Old Man Saxon, a 27-year-old rapper and Los Angeles transplant, was homeless throughout 2014. He lived in his 2001 Ford Explorer, showered at gyms and ate McDonald's Happy Meals twice a day while following his musical aspirations, hiding the reality from friends and family.
Apparently, it was unsettlingly easy.
"It was scary how easy it was to hide it – it was lonely," Saxon said in an email conversation. "And sometimes that same loneliness creeps up when I realize how easy I can turn on and off my performance, my smile, my act."
Two years later, he's opening up. Monday, Saxon released his latest video for "The Perils," attempting to capture the disillusionment, the uncertainty and dizzying monotony of the life he once led. It offers a grim but honest portrait, with the aim to quash some of the misunderstanding and stigma that surrounds the reality of homelessness in America.
Directed by Anthony Yano Hays, the video takes viewers through a day in the life, as Saxon does laundry, washes dishes and dreams of flossing like the rappers he looks up to.
"I always liked hearing rappers speak about their homeless life in two or three words, but I always wanted to hear more about that," Saxon wrote. "Poverty is always spoken in past tense. But on 'The Perils,' that reality for me is where the real story is. I want to move people, not impress people."

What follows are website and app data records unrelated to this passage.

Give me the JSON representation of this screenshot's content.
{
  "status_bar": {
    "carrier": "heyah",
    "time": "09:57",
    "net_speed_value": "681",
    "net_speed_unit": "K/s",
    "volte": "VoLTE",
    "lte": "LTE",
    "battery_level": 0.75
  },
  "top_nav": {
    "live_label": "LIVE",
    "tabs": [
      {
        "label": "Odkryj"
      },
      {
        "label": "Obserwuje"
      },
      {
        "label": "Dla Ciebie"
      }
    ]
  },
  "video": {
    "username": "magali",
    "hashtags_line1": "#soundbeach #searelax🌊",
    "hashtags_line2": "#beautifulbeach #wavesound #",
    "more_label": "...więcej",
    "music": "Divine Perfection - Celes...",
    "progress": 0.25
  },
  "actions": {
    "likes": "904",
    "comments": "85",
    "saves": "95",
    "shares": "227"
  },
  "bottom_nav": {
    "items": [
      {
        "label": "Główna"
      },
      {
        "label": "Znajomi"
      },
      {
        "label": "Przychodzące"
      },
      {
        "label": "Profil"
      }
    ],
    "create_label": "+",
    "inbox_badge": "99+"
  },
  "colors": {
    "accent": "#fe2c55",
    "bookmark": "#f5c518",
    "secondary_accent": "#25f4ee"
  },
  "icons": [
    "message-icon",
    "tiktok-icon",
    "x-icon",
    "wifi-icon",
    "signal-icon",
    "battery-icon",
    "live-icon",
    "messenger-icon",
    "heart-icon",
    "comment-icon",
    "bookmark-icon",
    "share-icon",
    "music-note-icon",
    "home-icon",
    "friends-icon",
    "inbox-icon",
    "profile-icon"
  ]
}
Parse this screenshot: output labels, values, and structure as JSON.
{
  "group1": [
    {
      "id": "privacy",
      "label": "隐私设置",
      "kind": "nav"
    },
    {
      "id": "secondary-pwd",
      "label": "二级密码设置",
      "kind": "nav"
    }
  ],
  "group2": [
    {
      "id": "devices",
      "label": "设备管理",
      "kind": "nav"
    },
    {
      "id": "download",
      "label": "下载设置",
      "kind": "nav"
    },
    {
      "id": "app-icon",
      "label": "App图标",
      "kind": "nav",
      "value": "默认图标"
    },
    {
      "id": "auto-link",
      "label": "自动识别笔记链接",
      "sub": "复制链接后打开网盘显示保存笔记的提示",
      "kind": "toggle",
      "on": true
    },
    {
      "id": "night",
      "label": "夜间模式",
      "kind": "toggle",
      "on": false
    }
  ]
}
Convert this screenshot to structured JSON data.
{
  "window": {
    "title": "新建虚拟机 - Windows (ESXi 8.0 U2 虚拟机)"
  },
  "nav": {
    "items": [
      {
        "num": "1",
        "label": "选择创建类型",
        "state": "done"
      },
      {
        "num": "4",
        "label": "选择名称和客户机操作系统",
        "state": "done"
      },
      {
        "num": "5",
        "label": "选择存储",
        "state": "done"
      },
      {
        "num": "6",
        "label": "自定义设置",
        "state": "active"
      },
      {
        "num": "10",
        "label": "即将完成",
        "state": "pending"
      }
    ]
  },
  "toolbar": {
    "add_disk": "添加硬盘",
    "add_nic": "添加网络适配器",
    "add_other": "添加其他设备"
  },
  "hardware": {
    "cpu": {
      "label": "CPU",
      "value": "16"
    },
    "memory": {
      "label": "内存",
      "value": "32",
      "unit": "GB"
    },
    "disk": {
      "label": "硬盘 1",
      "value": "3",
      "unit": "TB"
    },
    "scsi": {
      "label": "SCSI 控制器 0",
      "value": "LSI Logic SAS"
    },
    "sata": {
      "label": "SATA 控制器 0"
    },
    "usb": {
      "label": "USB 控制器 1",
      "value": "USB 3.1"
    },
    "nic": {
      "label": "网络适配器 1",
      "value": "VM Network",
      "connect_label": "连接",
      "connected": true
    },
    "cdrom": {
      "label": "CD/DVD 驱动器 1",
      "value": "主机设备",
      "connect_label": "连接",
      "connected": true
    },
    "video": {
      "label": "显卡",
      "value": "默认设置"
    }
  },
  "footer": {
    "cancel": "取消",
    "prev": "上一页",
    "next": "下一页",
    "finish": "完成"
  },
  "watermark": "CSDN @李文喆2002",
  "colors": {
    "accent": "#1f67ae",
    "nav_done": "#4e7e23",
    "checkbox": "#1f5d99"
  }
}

"The Perils" serves as the title track off a 4-song EP, released earlier this year. They were chosen out of a full 30 tracks Saxon wrote while homeless.
"People need to know about this life," Saxon wrote. "There is an image of a homeless person that the general public has in their head. I want to show that there are college graduates that are homeless. Intelligent, hardworking individuals that are trying their hardest to get out of a shitty situation. I know there are others like me. I saw so many people living in their cars. Young people. So I know there is a voice out there that isn't being heard. I made a conscious decision to create art of my situation in order to ease my mind. I believe the more personal the story, the more universal it is.
Watch the full video below, and listen to the EP here.